ENG 119 CC: LIT AND EVOLUTION OF MIND
Why do people tell stories? What's in it for the listener? For the teller? What is it about our brains, our minds, that makes us love the act of story-telling, and the literary embodiments of that act, so much? Why do some stories survive while others are lost? Why do certain stories have so much meaning for us as individuals? And why are some stories so central to entire cultures? Taking story-telling to be a fundamental human drive, this course will explore the evolving relationship between storytelling and the mind through close reading of literary texts, with help from cognitive neuroscience and philosophy. As part of this exploration, we will investigate how knowledge is constructed in the field of literary study, and look at various ways in which this field interacts with other areas of study in the liberal arts. Covering a diverse range of course materials, the course will begin with one of the foundational texts of the Western literary canon (Homer's Odyssey) and conclude with the work of a major African-American novelist (Toni Morrison's Beloved). Literary works are particularly successful embodiments of the story-telling impulse, and we will consider these works in relation to the role that "story" plays in our everyday lives.

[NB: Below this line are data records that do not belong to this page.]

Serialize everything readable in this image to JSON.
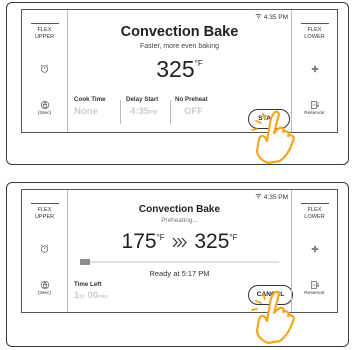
{
  "top_panel": {
    "status_time": "4:35 PM",
    "left_side": {
      "label_line1": "FLEX",
      "label_line2": "UPPER",
      "sub_label": "(3sec)"
    },
    "right_side": {
      "label_line1": "FLEX",
      "label_line2": "LOWER",
      "sub_label": "Reservoir"
    },
    "title": "Convection Bake",
    "subtitle": "Faster, more even baking",
    "temperature": "325",
    "temp_unit": "°F",
    "options": [
      {
        "label": "Cook Time",
        "value": "None",
        "unit": ""
      },
      {
        "label": "Delay Start",
        "value": "4:35",
        "unit": "PM"
      },
      {
        "label": "No Preheat",
        "value": "OFF",
        "unit": ""
      }
    ],
    "start_button": "START"
  },
  "bottom_panel": {
    "status_time": "4:35 PM",
    "left_side": {
      "label_line1": "FLEX",
      "label_line2": "UPPER",
      "sub_label": "(3sec)"
    },
    "right_side": {
      "label_line1": "FLEX",
      "label_line2": "LOWER",
      "sub_label": "Reservoir"
    },
    "title": "Convection Bake",
    "subtitle": "Preheating...",
    "current_temp": "175",
    "target_temp": "325",
    "temp_unit": "°F",
    "progress_fraction": 0.05,
    "ready_text": "Ready at 5:17 PM",
    "time_left_label": "Time Left",
    "time_left_hours": "1",
    "time_left_hours_unit": "hr",
    "time_left_minutes": "00",
    "time_left_minutes_unit": "min",
    "cancel_button": "CANCEL"
  },
  "icons": {
    "timer": "timer-icon",
    "lock": "lock-icon",
    "fan": "fan-icon",
    "reservoir": "reservoir-icon",
    "wifi": "wifi-icon",
    "arrows": "double-arrow-icon",
    "hand": "hand-pointer-icon"
  },
  "colors": {
    "hand": "#f5a623",
    "progress": "#8d8d8d",
    "disabled_text": "#cccccc"
  }
}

As a ConnCourse, this class will make connections across the liberal arts.
Enrollment limited to 18 students.
A4, MOIB, W, CC